-------- Provided information
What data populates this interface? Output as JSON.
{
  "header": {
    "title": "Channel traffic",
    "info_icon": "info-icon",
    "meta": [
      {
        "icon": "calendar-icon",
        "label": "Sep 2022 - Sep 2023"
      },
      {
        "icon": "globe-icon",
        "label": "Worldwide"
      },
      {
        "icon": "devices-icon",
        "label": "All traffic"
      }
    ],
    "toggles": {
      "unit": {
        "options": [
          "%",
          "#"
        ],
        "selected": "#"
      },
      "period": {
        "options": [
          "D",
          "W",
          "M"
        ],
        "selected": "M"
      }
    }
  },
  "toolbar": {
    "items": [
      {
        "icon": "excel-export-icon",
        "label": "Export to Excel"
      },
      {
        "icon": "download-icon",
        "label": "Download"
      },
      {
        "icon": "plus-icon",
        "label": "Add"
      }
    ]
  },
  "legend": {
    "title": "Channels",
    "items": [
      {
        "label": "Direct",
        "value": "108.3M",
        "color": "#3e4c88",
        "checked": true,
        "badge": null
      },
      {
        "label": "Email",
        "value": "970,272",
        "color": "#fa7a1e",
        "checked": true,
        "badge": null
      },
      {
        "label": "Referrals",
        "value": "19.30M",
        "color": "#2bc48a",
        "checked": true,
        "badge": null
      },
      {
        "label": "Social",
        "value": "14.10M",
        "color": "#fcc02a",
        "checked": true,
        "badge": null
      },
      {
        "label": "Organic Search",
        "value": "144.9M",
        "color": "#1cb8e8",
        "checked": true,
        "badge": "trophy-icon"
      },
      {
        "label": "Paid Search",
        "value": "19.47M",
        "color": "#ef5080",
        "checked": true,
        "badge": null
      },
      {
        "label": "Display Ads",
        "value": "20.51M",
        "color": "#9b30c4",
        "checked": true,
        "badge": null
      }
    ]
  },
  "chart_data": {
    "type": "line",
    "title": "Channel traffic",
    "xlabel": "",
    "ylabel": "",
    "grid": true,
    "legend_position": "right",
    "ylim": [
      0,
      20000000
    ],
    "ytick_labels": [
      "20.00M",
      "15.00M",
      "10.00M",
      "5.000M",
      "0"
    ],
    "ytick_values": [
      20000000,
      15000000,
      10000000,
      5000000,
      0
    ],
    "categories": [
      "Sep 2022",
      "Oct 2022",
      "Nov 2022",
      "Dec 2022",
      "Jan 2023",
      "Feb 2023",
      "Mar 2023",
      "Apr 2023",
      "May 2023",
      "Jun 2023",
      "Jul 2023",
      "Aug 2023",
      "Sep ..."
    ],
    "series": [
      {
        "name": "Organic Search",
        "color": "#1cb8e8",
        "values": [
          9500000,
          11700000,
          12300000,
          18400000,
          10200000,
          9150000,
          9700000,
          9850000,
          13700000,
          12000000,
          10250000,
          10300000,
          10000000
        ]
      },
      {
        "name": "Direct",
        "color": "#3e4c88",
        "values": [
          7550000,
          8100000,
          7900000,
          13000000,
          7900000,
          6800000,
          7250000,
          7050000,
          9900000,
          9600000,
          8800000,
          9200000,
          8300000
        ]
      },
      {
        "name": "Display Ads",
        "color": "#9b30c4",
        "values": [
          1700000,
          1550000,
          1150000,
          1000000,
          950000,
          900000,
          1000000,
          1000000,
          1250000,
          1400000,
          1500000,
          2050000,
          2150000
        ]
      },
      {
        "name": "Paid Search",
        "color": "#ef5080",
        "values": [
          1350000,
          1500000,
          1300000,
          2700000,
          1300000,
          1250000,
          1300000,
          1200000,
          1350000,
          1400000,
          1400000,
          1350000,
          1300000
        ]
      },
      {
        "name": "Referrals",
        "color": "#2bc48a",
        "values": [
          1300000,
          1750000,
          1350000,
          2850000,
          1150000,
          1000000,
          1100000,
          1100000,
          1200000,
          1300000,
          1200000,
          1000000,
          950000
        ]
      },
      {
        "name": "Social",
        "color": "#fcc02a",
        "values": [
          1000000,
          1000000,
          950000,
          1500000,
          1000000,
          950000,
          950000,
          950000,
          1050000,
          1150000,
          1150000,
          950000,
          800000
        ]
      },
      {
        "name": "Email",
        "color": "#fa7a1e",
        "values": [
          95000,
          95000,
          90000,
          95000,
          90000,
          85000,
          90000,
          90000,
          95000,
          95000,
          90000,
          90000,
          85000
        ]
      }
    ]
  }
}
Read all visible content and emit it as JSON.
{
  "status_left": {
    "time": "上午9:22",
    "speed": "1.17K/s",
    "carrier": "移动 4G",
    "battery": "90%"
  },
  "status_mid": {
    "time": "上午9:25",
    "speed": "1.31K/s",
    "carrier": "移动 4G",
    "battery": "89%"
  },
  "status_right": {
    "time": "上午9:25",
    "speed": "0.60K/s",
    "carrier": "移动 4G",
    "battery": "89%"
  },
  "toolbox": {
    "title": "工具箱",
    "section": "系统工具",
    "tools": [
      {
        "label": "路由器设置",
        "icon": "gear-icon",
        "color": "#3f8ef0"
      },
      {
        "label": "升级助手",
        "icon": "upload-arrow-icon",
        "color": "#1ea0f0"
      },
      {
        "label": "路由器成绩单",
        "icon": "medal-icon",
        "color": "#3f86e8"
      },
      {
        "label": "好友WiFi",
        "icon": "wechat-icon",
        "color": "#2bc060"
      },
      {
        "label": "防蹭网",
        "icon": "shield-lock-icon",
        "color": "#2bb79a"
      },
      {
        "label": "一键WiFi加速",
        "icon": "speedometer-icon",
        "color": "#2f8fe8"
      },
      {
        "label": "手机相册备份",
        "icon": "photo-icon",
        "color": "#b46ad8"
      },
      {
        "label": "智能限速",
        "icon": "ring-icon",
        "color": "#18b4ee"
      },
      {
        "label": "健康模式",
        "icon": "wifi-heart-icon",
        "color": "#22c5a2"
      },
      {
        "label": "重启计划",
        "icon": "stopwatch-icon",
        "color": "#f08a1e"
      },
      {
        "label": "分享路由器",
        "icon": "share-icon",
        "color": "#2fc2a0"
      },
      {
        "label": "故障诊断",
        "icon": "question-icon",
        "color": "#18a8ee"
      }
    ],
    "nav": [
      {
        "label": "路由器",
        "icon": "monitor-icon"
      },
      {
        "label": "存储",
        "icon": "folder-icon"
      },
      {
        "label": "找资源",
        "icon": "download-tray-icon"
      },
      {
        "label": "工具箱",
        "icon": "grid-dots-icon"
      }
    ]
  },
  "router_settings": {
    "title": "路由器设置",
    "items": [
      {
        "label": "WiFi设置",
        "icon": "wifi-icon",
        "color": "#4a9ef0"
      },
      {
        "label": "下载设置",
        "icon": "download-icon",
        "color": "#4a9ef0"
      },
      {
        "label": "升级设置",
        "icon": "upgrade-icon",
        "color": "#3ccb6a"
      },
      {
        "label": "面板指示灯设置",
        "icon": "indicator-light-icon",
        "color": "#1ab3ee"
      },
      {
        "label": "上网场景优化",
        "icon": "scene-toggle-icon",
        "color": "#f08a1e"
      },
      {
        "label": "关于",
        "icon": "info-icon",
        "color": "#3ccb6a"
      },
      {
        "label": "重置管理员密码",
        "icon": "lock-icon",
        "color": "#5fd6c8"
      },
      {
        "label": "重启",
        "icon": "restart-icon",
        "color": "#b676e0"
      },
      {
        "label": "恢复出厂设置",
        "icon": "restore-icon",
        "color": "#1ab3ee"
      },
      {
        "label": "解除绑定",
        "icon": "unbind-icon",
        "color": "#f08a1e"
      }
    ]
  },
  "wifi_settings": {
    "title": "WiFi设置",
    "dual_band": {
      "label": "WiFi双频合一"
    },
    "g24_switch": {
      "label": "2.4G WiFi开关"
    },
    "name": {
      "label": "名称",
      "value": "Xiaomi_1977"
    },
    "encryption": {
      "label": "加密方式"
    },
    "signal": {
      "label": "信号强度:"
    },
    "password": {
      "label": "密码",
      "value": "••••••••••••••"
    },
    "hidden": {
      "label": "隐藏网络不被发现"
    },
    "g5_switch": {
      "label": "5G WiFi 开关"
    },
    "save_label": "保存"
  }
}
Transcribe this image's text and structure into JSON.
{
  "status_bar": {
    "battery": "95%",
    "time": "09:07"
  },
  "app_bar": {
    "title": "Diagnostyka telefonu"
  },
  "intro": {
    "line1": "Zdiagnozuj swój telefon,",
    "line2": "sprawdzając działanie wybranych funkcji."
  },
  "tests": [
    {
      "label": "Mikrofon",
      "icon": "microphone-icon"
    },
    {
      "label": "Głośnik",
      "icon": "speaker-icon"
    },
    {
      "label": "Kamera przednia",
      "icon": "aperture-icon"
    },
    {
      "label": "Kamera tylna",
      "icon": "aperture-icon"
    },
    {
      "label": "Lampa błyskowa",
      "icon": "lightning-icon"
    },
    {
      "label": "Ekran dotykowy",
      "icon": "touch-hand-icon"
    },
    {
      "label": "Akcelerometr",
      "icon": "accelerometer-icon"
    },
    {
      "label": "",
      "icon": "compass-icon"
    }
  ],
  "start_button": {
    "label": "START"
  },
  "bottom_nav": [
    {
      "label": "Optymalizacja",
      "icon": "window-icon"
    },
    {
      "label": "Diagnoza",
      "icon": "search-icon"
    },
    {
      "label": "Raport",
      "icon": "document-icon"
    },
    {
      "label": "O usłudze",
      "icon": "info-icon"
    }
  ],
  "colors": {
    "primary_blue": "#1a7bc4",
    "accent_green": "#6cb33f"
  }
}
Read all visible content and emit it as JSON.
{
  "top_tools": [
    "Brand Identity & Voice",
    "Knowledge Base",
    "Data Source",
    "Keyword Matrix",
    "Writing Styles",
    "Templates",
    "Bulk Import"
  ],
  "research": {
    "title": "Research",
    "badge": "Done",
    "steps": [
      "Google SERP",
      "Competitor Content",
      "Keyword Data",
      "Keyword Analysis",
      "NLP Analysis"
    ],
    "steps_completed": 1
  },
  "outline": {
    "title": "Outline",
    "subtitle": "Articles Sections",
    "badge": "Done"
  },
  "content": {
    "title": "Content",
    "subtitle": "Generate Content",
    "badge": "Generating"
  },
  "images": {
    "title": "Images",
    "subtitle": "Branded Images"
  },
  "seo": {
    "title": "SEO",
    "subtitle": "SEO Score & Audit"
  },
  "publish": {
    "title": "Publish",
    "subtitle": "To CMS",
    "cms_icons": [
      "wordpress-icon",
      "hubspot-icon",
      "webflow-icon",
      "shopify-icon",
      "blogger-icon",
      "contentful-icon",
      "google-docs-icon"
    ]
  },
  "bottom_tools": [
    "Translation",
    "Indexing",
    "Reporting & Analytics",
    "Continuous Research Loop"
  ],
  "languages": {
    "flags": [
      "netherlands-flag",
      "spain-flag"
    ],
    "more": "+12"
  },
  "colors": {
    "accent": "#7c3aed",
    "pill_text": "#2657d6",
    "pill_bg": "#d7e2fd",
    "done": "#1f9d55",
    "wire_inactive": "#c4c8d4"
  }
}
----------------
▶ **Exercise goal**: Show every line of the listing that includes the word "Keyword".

▶ **Worked solution**:
    "Keyword Matrix",
      "Keyword Data",
      "Keyword Analysis",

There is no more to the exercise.